Staying within a $180,000 budget (2012-2013) is challenging, especially when one set of firefighter turnout gear — boots, pants, coat, gloves, and a Nomex® fiber hood (protects neck area) — is $3,500 without the air pack (breathing apparatus), and $6,000 with it.

“I’m obligated to outfit every person,” Korzelius noted. Clothing lifespan is about 10 years, yet it can become costly, especially if someone chooses not to continue past basic training.

In addition to maintaining volunteers’ health and skills, the department strives for state-of-the-art firefighting equipment. A new pumper truck (pumps water and is used in car accidents) will arrive by December or January to replace 20-year-old Engine 87.

In March, the village Board of Trustees unanimously awarded a $629,438 bid to Pierce Manufacturing Inc., in Appleton, Wisconsin, which is building a 2012 Pierce Velocity exactly to department specifications.

In mid-June, Korzelius and several fire captains visited the plant for a pre-construction meeting. “New-age trucks last 20 or more years,” he explained, waxing mysterious about the color. “It’s a secret, and I’m sure the village will be pleased.”

Integral to the department is its 22-member Junior Corps, the largest in the county.

Residents in the Sleepy Hollow/Tarrytown area ages 14 and 17 may join with parental permission.
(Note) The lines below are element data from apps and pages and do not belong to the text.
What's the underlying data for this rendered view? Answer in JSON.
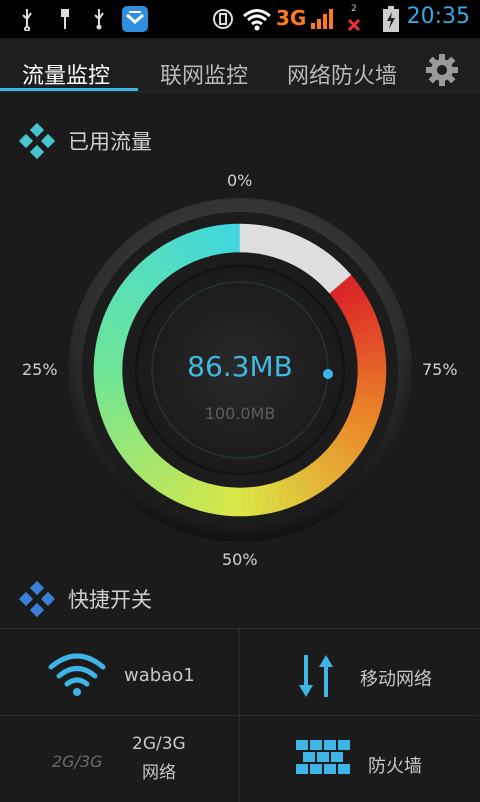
{
  "status_bar": {
    "network_type": "3G",
    "sim_indicator": "2",
    "time": "20:35",
    "icons": [
      "usb-icon",
      "usb-icon",
      "usb-icon",
      "app-shield-icon",
      "vpn-icon",
      "wifi-icon",
      "signal-icon",
      "no-sim-icon",
      "battery-charging-icon"
    ],
    "time_color": "#39a9e0"
  },
  "tabs": [
    {
      "label": "流量监控",
      "active": true
    },
    {
      "label": "联网监控",
      "active": false
    },
    {
      "label": "网络防火墙",
      "active": false
    }
  ],
  "sections": {
    "usage_title": "已用流量",
    "quick_title": "快捷开关"
  },
  "gauge": {
    "label_top": "0%",
    "label_left": "25%",
    "label_right": "75%",
    "label_bottom": "50%",
    "used": "86.3MB",
    "total": "100.0MB",
    "used_fraction": 0.863
  },
  "quick_switches": {
    "wifi_label": "wabao1",
    "mobile_label": "移动网络",
    "mode_badge": "2G/3G",
    "mode_label_line1": "2G/3G",
    "mode_label_line2": "网络",
    "firewall_label": "防火墙"
  },
  "colors": {
    "accent": "#3fb4e6",
    "background": "#1b1b1b"
  }
}
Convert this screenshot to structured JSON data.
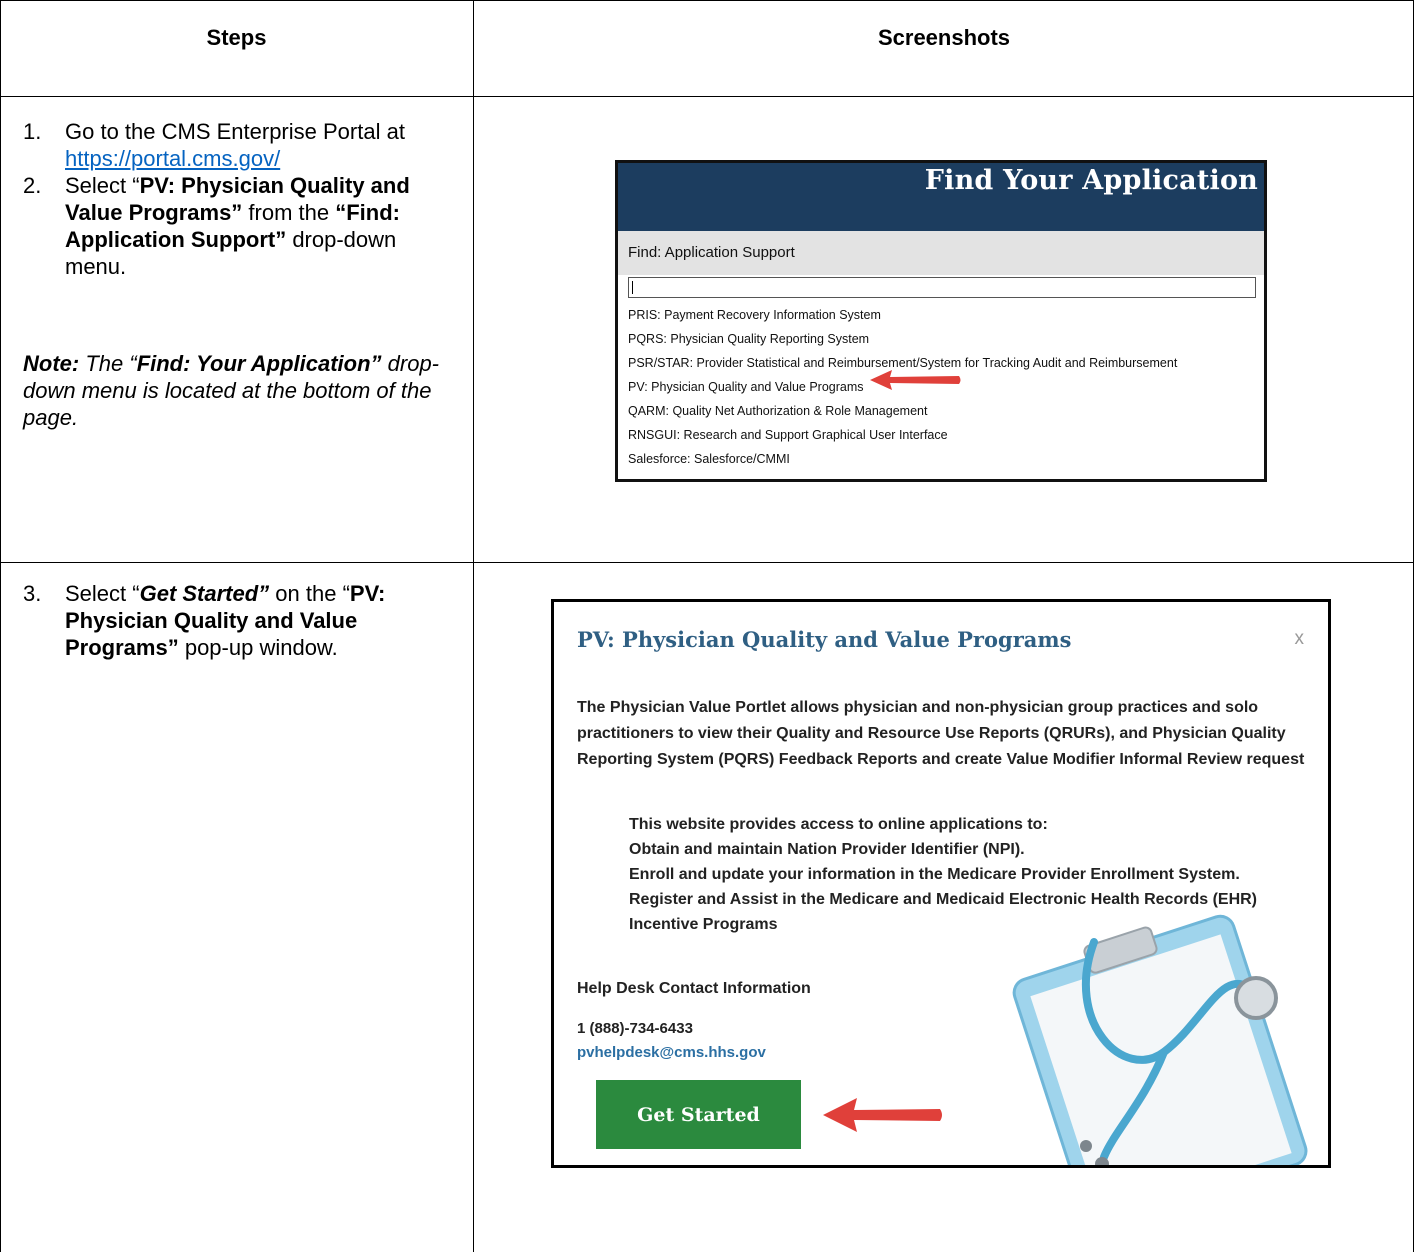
{
  "table": {
    "header_steps": "Steps",
    "header_screenshots": "Screenshots"
  },
  "step1": {
    "num": "1.",
    "text": "Go to the CMS Enterprise Portal at",
    "link": "https://portal.cms.gov/"
  },
  "step2": {
    "num": "2.",
    "select": "Select “",
    "bold1": "PV: Physician Quality and Value Programs”",
    "from": " from the ",
    "bold2": "“Find: Application Support”",
    "rest": " drop-down menu."
  },
  "note": {
    "label": "Note:",
    "t1": "  The “",
    "bold": "Find: Your Application”",
    "t2": " drop-down menu is located at the bottom of the page."
  },
  "step3": {
    "num": "3.",
    "select": "Select “",
    "bold_italic": "Get Started”",
    "on": " on the “",
    "bold": "PV: Physician Quality and Value Programs”",
    "rest": " pop-up window."
  },
  "shot1": {
    "title": "Find Your Application",
    "find_label": "Find: Application Support",
    "items": [
      "PRIS: Payment Recovery Information System",
      "PQRS: Physician Quality Reporting System",
      "PSR/STAR: Provider Statistical and Reimbursement/System for Tracking Audit and Reimbursement",
      "PV: Physician Quality and Value Programs",
      "QARM: Quality Net Authorization & Role Management",
      "RNSGUI: Research and Support Graphical User Interface",
      "Salesforce: Salesforce/CMMI"
    ]
  },
  "shot2": {
    "title": "PV: Physician Quality and Value Programs",
    "close": "x",
    "description": "The Physician Value Portlet allows physician and non-physician group practices and solo practitioners to view their Quality and Resource Use Reports (QRURs), and Physician Quality Reporting System (PQRS) Feedback Reports and create Value Modifier Informal Review request",
    "list": [
      "This website provides access to online applications to:",
      "Obtain and maintain Nation Provider Identifier (NPI).",
      "Enroll and update your information in the Medicare Provider Enrollment System.",
      "Register and Assist in the Medicare and Medicaid Electronic Health Records (EHR) Incentive Programs"
    ],
    "help_heading": "Help Desk Contact Information",
    "phone": "1 (888)-734-6433",
    "email": "pvhelpdesk@cms.hhs.gov",
    "button": "Get Started"
  },
  "colors": {
    "portal_header_bg": "#1c3d5f",
    "pv_title": "#2f5f83",
    "button_bg": "#2b8a3e",
    "arrow": "#e0403a",
    "link": "#0563c1"
  }
}
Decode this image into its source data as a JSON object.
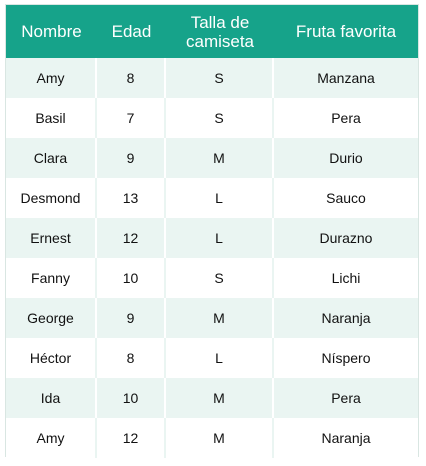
{
  "table": {
    "headers": [
      "Nombre",
      "Edad",
      "Talla de camiseta",
      "Fruta favorita"
    ],
    "rows": [
      [
        "Amy",
        "8",
        "S",
        "Manzana"
      ],
      [
        "Basil",
        "7",
        "S",
        "Pera"
      ],
      [
        "Clara",
        "9",
        "M",
        "Durio"
      ],
      [
        "Desmond",
        "13",
        "L",
        "Sauco"
      ],
      [
        "Ernest",
        "12",
        "L",
        "Durazno"
      ],
      [
        "Fanny",
        "10",
        "S",
        "Lichi"
      ],
      [
        "George",
        "9",
        "M",
        "Naranja"
      ],
      [
        "Héctor",
        "8",
        "L",
        "Níspero"
      ],
      [
        "Ida",
        "10",
        "M",
        "Pera"
      ],
      [
        "Amy",
        "12",
        "M",
        "Naranja"
      ]
    ]
  },
  "colors": {
    "header_bg": "#16a38a",
    "row_stripe": "#eaf5f2"
  }
}
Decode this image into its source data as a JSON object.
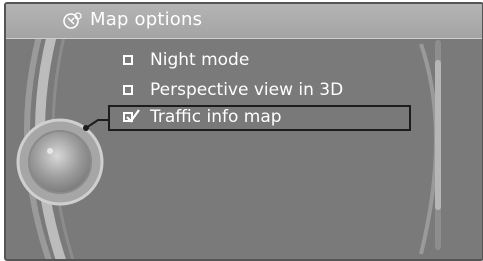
{
  "header": {
    "title": "Map options",
    "icon": "map-settings-icon"
  },
  "menu": {
    "items": [
      {
        "label": "Night mode",
        "checked": false,
        "selected": false
      },
      {
        "label": "Perspective view in 3D",
        "checked": false,
        "selected": false
      },
      {
        "label": "Traffic info map",
        "checked": true,
        "selected": true
      }
    ]
  },
  "colors": {
    "background": "#7a7a7a",
    "header": "#a8a8a8",
    "text": "#ffffff",
    "selection_border": "#1c1c1c"
  }
}
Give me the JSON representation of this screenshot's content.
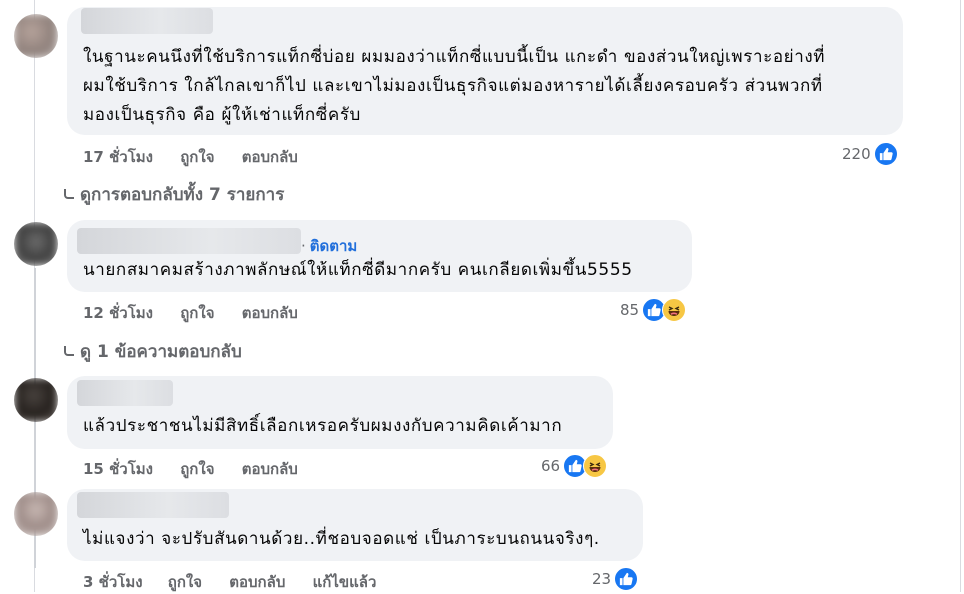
{
  "comments": [
    {
      "lines": [
        "ในฐานะคนนึงที่ใช้บริการแท็กซี่บ่อย ผมมองว่าแท็กซี่แบบนี้เป็น แกะดำ ของส่วนใหญ่เพราะอย่างที่",
        "ผมใช้บริการ ใกล้ไกลเขาก็ไป และเขาไม่มองเป็นธุรกิจแต่มองหารายได้เลี้ยงครอบครัว ส่วนพวกที่",
        "มองเป็นธุรกิจ คือ ผู้ให้เช่าแท็กซี่ครับ"
      ],
      "time": "17 ชั่วโมง",
      "like": "ถูกใจ",
      "reply": "ตอบกลับ",
      "count": "220"
    },
    {
      "follow": "ติดตาม",
      "text": "นายกสมาคมสร้างภาพลักษณ์ให้แท็กซี่ดีมากครับ คนเกลียดเพิ่มขึ้น5555",
      "time": "12 ชั่วโมง",
      "like": "ถูกใจ",
      "reply": "ตอบกลับ",
      "count": "85"
    },
    {
      "text": "แล้วประชาชนไม่มีสิทธิ์เลือกเหรอครับผมงงกับความคิดเค้ามาก",
      "time": "15 ชั่วโมง",
      "like": "ถูกใจ",
      "reply": "ตอบกลับ",
      "count": "66"
    },
    {
      "text": "ไม่แจงว่า จะปรับสันดานด้วย..ที่ชอบจอดแช่ เป็นภาระบนถนนจริงๆ.",
      "time": "3 ชั่วโมง",
      "like": "ถูกใจ",
      "reply": "ตอบกลับ",
      "edited": "แก้ไขแล้ว",
      "count": "23"
    }
  ],
  "view_replies": [
    "ดูการตอบกลับทั้ง 7 รายการ",
    "ดู 1 ข้อความตอบกลับ"
  ],
  "colors": {
    "like": "#1877f2",
    "link": "#216fdb",
    "meta": "#65676b",
    "bubble": "#f0f2f5"
  },
  "icons": [
    "like-icon",
    "haha-icon",
    "reply-arrow-icon"
  ]
}
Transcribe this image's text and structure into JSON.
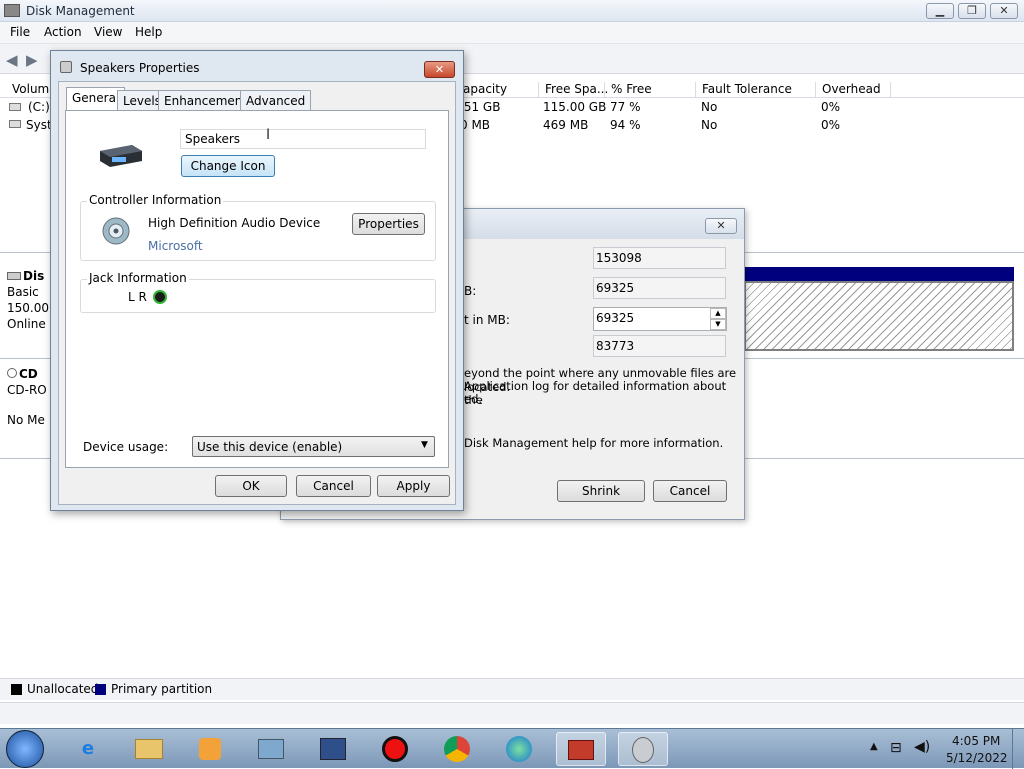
{
  "window": {
    "title": "Disk Management",
    "minimize": "▁",
    "maximize": "❐",
    "close": "✕"
  },
  "menubar": [
    "File",
    "Action",
    "View",
    "Help"
  ],
  "volume_list": {
    "columns": [
      "Volume",
      "apacity",
      "Free Spa...",
      "% Free",
      "Fault Tolerance",
      "Overhead"
    ],
    "rows": [
      {
        "volume": "(C:)",
        "capacity": ".51 GB",
        "free": "115.00 GB",
        "pct": "77 %",
        "fault": "No",
        "overhead": "0%"
      },
      {
        "volume": "Syste",
        "capacity": "0 MB",
        "free": "469 MB",
        "pct": "94 %",
        "fault": "No",
        "overhead": "0%"
      }
    ]
  },
  "disks": [
    {
      "name": "Dis",
      "type": "Basic",
      "size": "150.00",
      "state": "Online"
    },
    {
      "name": "CD",
      "type": "CD-RO",
      "size": "",
      "state": "No Me"
    }
  ],
  "legend": {
    "unallocated": "Unallocated",
    "primary": "Primary partition",
    "unalloc_color": "#000000",
    "primary_color": "#00007f"
  },
  "shrink_dialog": {
    "close": "✕",
    "total_size": "153098",
    "available": "69325",
    "available_suffix": "B:",
    "shrink_amount": "69325",
    "shrink_label": "t in MB:",
    "total_after": "83773",
    "info_line1": "eyond the point where any unmovable files are located.",
    "info_line2": " Application log for detailed information about the",
    "info_line3": "ed.",
    "help_line": " Disk Management help for more information.",
    "shrink_button": "Shrink",
    "cancel_button": "Cancel"
  },
  "speakers_dialog": {
    "title": "Speakers Properties",
    "close": "✕",
    "tabs": [
      "General",
      "Levels",
      "Enhancements",
      "Advanced"
    ],
    "device_name": "Speakers",
    "change_icon": "Change Icon",
    "controller_label": "Controller Information",
    "controller_name": "High Definition Audio Device",
    "controller_vendor": "Microsoft",
    "properties_button": "Properties",
    "jack_label": "Jack Information",
    "jack_lr": "L R",
    "device_usage_label": "Device usage:",
    "device_usage_value": "Use this device (enable)",
    "ok": "OK",
    "cancel": "Cancel",
    "apply": "Apply"
  },
  "taskbar": {
    "time": "4:05 PM",
    "date": "5/12/2022"
  }
}
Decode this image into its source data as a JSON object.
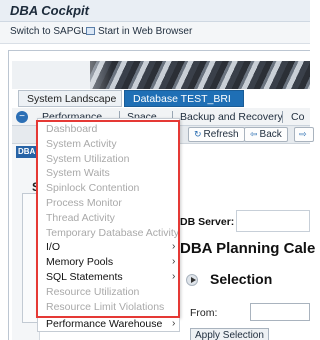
{
  "app": {
    "title": "DBA Cockpit"
  },
  "toolbar": {
    "switch_label": "Switch to SAPGUI",
    "browser_label": "Start in Web Browser"
  },
  "tabs": [
    {
      "label": "System Landscape"
    },
    {
      "label": "Database TEST_BRI"
    }
  ],
  "menubar": {
    "items": [
      {
        "label": "Performance"
      },
      {
        "label": "Space"
      },
      {
        "label": "Backup and Recovery"
      },
      {
        "label": "Co"
      }
    ]
  },
  "actions": {
    "refresh_label": "Refresh",
    "back_label": "Back"
  },
  "left": {
    "tag": "DBA",
    "letter": "S"
  },
  "main": {
    "db_server_label": "DB Server:",
    "planning_title": "DBA Planning Cale",
    "selection_title": "Selection",
    "from_label": "From:",
    "apply_label": "Apply Selection"
  },
  "performance_menu": {
    "items": [
      {
        "label": "Dashboard",
        "enabled": false,
        "submenu": false
      },
      {
        "label": "System Activity",
        "enabled": false,
        "submenu": false
      },
      {
        "label": "System Utilization",
        "enabled": false,
        "submenu": false
      },
      {
        "label": "System Waits",
        "enabled": false,
        "submenu": false
      },
      {
        "label": "Spinlock Contention",
        "enabled": false,
        "submenu": false
      },
      {
        "label": "Process Monitor",
        "enabled": false,
        "submenu": false
      },
      {
        "label": "Thread Activity",
        "enabled": false,
        "submenu": false
      },
      {
        "label": "Temporary Database Activity",
        "enabled": false,
        "submenu": false
      },
      {
        "label": "I/O",
        "enabled": true,
        "submenu": true
      },
      {
        "label": "Memory Pools",
        "enabled": true,
        "submenu": true
      },
      {
        "label": "SQL Statements",
        "enabled": true,
        "submenu": true
      },
      {
        "label": "Resource Utilization",
        "enabled": false,
        "submenu": false
      },
      {
        "label": "Resource Limit Violations",
        "enabled": false,
        "submenu": false
      }
    ],
    "footer_item": {
      "label": "Performance Warehouse",
      "enabled": true,
      "submenu": true
    }
  },
  "colors": {
    "highlight": "#e53935",
    "tab_active": "#1f6fb5",
    "disabled_text": "#a9a9a9"
  }
}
Members are trained in basics of firefighting and wear the same equipment, have limited call assignments, and must maintain good grades and display good citizenship.

“They (members) hang around the fire station, and when a call comes in, we have 10 to 12 firefighters per alarm, whereas we’d have three to four people on shift if they were paid, a huge savings to taxpayers,” Korzelius stated.

Village Administrator Anthony P. Giaccio praised the department and said the village is proud of its volunteers. “Through the combination of their hard work and Village Board support, the village has been able to provide professional and reliable emergency services that the residents of Sleepy Hollow can depend upon.”

Teen volunteers marched in the Ossining Fireman’s Parade last August, their first judged parade, and received top honors for Best Appearing Junior Corps.

Marine jurisdiction extends south to the Tarrytown border, west halfway out to the Hudson, and north to the Ossining border, encompassing two northern districts. Boats are kept at the Tarrytown Boat Club, for which Korzelius is grateful.

“They’re very nice to us and never charge a fee. I can’t thank them enough,” he said.

During the past five years, the department was awarded four times for preventing would-be suicides off the bridge. “Water rescues in the Hudson River are treacherous — you have wind, currents, barges and other boats,” Korzelius said.

Not surprisingly, he opposes a Tappan Zee Bridge-park.

“It’s not a good idea for many reasons, foremost is safety,” he declared. Currently, strategically-placed cameras on the bridge notice when a car stops; patrolling the span for would-be jumpers is trickier with pedestrian traffic. “If someone is having a bad day, walking across the span, the risk is greater,” Korzelius observed.

Last October the department hosted its first Open House at the Beekman Street station as part of National Fire Prevention Week (October 9 to 15). The day featured numerous demonstrations, fire truck rides for kids, and valuable fire prevention tips and safety instructions.

Korzelius said a more expansive event planned for the fall will include police and EMS demonstrations.

New members are always welcome; Junior Corps applicants need parental permission. No prior experience is required, and state-approved training is provided for all new members at the Westchester County Emergency Services Fire Training Center in Valhalla.

For detailed information about S.H.F.D., including its history and how to join, visit http://sleepyhollowfd.org/.